Material provided:

== == ==

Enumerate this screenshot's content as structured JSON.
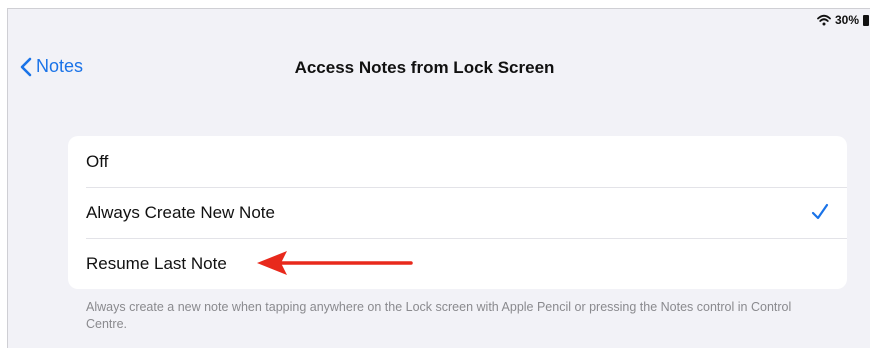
{
  "status_bar": {
    "wifi_icon": "wifi-icon",
    "battery_percent": "30%",
    "battery_icon": "battery-icon"
  },
  "nav": {
    "back_label": "Notes",
    "back_icon": "chevron-left-icon",
    "title": "Access Notes from Lock Screen"
  },
  "options": [
    {
      "label": "Off",
      "selected": false
    },
    {
      "label": "Always Create New Note",
      "selected": true
    },
    {
      "label": "Resume Last Note",
      "selected": false
    }
  ],
  "footer_text": "Always create a new note when tapping anywhere on the Lock screen with Apple Pencil or pressing the Notes control in Control Centre.",
  "colors": {
    "accent": "#1a73e8",
    "annotation_arrow": "#e8291c",
    "background": "#f2f2f7",
    "card": "#ffffff",
    "secondary_text": "#8a8a8e"
  }
}
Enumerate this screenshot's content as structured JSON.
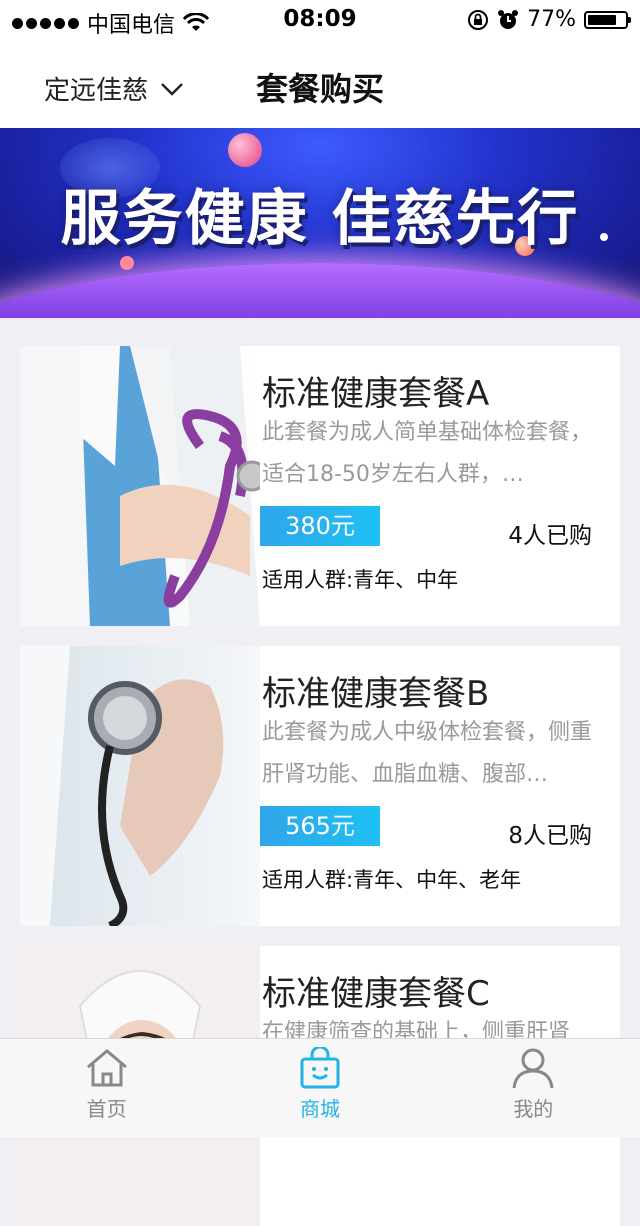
{
  "status_bar": {
    "carrier": "中国电信",
    "time": "08:09",
    "battery_text": "77%",
    "battery_level": 0.77
  },
  "nav": {
    "city": "定远佳慈",
    "title": "套餐购买"
  },
  "banner": {
    "slogan": "服务健康 佳慈先行"
  },
  "packages": [
    {
      "title": "标准健康套餐A",
      "desc": "此套餐为成人简单基础体检套餐，适合18-50岁左右人群，…",
      "price": "380元",
      "bought": "4人已购",
      "target": "适用人群:青年、中年"
    },
    {
      "title": "标准健康套餐B",
      "desc": "此套餐为成人中级体检套餐，侧重肝肾功能、血脂血糖、腹部…",
      "price": "565元",
      "bought": "8人已购",
      "target": "适用人群:青年、中年、老年"
    },
    {
      "title": "标准健康套餐C",
      "desc": "在健康筛查的基础上，侧重肝肾",
      "price": "",
      "bought": "",
      "target": ""
    }
  ],
  "tabbar": {
    "items": [
      {
        "label": "首页",
        "icon": "home-icon",
        "active": false
      },
      {
        "label": "商城",
        "icon": "shopping-bag-icon",
        "active": true
      },
      {
        "label": "我的",
        "icon": "user-icon",
        "active": false
      }
    ],
    "active_color": "#22b3e6",
    "inactive_color": "#888888"
  }
}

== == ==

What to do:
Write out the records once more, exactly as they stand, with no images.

Problem solution:
Enumerate this screenshot's content as structured JSON.
{
  "status_bar": {
    "wifi_icon": "wifi-icon",
    "battery_percent": "30%",
    "battery_icon": "battery-icon"
  },
  "nav": {
    "back_label": "Notes",
    "back_icon": "chevron-left-icon",
    "title": "Access Notes from Lock Screen"
  },
  "options": [
    {
      "label": "Off",
      "selected": false
    },
    {
      "label": "Always Create New Note",
      "selected": true
    },
    {
      "label": "Resume Last Note",
      "selected": false
    }
  ],
  "footer_text": "Always create a new note when tapping anywhere on the Lock screen with Apple Pencil or pressing the Notes control in Control Centre.",
  "colors": {
    "accent": "#1a73e8",
    "annotation_arrow": "#e8291c",
    "background": "#f2f2f7",
    "card": "#ffffff",
    "secondary_text": "#8a8a8e"
  }
}
Enumerate this screenshot's content as structured JSON.
{
  "status_bar": {
    "carrier": "中国电信",
    "time": "08:09",
    "battery_text": "77%",
    "battery_level": 0.77
  },
  "nav": {
    "city": "定远佳慈",
    "title": "套餐购买"
  },
  "banner": {
    "slogan": "服务健康 佳慈先行"
  },
  "packages": [
    {
      "title": "标准健康套餐A",
      "desc": "此套餐为成人简单基础体检套餐，适合18-50岁左右人群，…",
      "price": "380元",
      "bought": "4人已购",
      "target": "适用人群:青年、中年"
    },
    {
      "title": "标准健康套餐B",
      "desc": "此套餐为成人中级体检套餐，侧重肝肾功能、血脂血糖、腹部…",
      "price": "565元",
      "bought": "8人已购",
      "target": "适用人群:青年、中年、老年"
    },
    {
      "title": "标准健康套餐C",
      "desc": "在健康筛查的基础上，侧重肝肾",
      "price": "",
      "bought": "",
      "target": ""
    }
  ],
  "tabbar": {
    "items": [
      {
        "label": "首页",
        "icon": "home-icon",
        "active": false
      },
      {
        "label": "商城",
        "icon": "shopping-bag-icon",
        "active": true
      },
      {
        "label": "我的",
        "icon": "user-icon",
        "active": false
      }
    ],
    "active_color": "#22b3e6",
    "inactive_color": "#888888"
  }
}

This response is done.